A Reciprocal Arrangement

Our relationship with God is a reciprocal arrangement. In James’s words, when we come near to God, God comes near to us. How close God comes solely depends on how close we get to God. If we want to narrow the distance between us, it’s up to us to step forward. On the other hand, if we’re content to remain where we are, we’ll remain as we are. God will most assuredly honor the promise to come to our aid when we need God, but keeping God on call at a distance severely limits benefits we gain by establishing a close relationship with God. We gain more from God by losing more of us and we lose more of us by getting closer to God.

It’s a mystery that’s not so hard to understand. God will always be with us. Psalm 46.1 says God is an ever-present help in trouble. And Hebrews 13.5 reminds us God promised “Never will I leave you; never will I forsake you.” We can leave it at that, stay aloof, and God will still take good care of us. In doing so, however, we take lousy care of ourselves. We all lug around more baggage than we can carry. Our backs ache. We lose things. We’d move ahead much faster if there weren’t so much of us to deal with. When we come near to God and He reciprocates, we start dropping what we don’t need and can’t use to free up space for God. God must become greater, so we become less.

Originally posted February 27, 2009.

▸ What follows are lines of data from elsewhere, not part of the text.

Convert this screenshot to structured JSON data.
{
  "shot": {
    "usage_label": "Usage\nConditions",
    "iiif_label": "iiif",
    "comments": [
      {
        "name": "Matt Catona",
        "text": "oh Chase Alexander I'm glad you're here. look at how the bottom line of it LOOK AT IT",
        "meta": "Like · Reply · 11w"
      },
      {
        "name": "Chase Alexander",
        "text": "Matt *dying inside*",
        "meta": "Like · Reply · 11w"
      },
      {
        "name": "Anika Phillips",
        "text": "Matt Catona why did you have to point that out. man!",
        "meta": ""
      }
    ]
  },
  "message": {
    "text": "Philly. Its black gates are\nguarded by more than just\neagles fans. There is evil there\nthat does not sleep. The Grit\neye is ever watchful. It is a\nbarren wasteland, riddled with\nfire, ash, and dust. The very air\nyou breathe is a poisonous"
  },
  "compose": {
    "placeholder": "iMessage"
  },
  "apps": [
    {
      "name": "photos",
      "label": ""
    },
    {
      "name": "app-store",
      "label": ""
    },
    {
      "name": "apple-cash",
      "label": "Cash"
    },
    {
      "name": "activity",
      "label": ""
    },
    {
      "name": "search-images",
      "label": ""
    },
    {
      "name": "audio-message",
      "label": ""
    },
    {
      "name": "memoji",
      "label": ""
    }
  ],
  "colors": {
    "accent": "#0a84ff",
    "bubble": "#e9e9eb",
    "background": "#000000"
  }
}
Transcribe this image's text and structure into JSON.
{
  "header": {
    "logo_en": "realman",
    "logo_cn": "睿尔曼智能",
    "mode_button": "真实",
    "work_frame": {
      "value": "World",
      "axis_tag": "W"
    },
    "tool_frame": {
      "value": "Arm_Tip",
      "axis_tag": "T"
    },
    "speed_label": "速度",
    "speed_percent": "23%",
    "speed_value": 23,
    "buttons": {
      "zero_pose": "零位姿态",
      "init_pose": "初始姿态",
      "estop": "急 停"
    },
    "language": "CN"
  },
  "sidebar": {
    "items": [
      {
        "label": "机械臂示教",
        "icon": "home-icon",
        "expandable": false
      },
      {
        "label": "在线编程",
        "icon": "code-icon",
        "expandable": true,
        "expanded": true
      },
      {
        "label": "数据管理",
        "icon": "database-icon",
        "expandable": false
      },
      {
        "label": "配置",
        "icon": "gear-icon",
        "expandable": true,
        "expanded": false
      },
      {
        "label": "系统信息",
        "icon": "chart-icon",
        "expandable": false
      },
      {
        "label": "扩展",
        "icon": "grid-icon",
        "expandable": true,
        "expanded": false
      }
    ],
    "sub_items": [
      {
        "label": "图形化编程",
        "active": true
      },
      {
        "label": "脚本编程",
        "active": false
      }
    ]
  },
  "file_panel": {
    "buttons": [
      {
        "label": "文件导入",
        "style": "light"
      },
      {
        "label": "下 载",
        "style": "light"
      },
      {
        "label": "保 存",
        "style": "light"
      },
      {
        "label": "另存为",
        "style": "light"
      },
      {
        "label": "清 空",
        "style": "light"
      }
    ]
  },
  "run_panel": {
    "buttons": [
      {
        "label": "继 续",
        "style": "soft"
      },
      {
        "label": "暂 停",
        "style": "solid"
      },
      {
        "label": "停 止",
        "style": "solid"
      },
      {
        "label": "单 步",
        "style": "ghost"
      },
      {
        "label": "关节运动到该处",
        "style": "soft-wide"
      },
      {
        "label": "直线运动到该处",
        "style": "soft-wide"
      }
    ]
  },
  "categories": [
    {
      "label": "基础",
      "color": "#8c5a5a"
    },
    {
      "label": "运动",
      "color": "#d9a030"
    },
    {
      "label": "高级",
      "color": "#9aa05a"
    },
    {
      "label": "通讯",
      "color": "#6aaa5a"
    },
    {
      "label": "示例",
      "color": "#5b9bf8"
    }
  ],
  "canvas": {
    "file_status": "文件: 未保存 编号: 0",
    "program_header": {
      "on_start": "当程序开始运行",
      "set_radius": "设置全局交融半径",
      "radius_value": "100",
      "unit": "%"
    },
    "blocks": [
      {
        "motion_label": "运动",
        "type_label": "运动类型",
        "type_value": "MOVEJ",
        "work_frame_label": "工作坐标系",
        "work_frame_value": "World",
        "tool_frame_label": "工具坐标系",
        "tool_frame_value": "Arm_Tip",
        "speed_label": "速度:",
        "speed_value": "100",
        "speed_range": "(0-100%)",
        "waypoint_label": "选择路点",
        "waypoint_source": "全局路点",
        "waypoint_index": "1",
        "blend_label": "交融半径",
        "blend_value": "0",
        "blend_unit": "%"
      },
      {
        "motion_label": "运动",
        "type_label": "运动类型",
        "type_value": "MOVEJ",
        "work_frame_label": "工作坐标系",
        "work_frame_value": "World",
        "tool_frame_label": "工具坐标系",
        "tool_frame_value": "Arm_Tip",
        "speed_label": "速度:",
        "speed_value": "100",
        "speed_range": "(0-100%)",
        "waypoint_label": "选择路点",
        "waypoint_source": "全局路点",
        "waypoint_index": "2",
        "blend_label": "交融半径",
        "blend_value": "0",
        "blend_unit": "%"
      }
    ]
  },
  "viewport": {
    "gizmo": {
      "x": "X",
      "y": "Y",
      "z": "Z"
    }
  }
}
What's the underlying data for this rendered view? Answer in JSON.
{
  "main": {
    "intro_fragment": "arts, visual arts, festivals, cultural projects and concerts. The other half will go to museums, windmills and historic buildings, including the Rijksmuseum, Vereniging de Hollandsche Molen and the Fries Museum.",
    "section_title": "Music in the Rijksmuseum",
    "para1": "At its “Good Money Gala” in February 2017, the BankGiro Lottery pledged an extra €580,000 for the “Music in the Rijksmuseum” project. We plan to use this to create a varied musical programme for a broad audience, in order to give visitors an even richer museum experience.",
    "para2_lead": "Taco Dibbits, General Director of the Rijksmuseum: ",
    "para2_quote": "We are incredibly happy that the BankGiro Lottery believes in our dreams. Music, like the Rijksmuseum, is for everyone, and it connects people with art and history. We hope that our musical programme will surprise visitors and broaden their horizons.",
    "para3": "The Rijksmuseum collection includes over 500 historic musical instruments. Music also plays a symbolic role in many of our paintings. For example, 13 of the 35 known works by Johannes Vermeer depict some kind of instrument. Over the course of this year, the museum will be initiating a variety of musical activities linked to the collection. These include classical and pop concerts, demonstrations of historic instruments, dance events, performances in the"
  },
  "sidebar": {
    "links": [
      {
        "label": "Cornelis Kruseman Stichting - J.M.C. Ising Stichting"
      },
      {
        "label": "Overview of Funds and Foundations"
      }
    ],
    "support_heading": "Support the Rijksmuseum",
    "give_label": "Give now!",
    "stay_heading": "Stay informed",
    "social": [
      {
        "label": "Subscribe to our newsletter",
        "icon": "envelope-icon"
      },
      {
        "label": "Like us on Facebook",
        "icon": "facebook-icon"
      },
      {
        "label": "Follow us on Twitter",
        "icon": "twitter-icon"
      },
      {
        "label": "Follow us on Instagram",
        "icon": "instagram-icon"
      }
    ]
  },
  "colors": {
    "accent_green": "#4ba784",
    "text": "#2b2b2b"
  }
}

Getting close to God means we get smaller so God can get bigger and help us with problems we can’t fix on our own.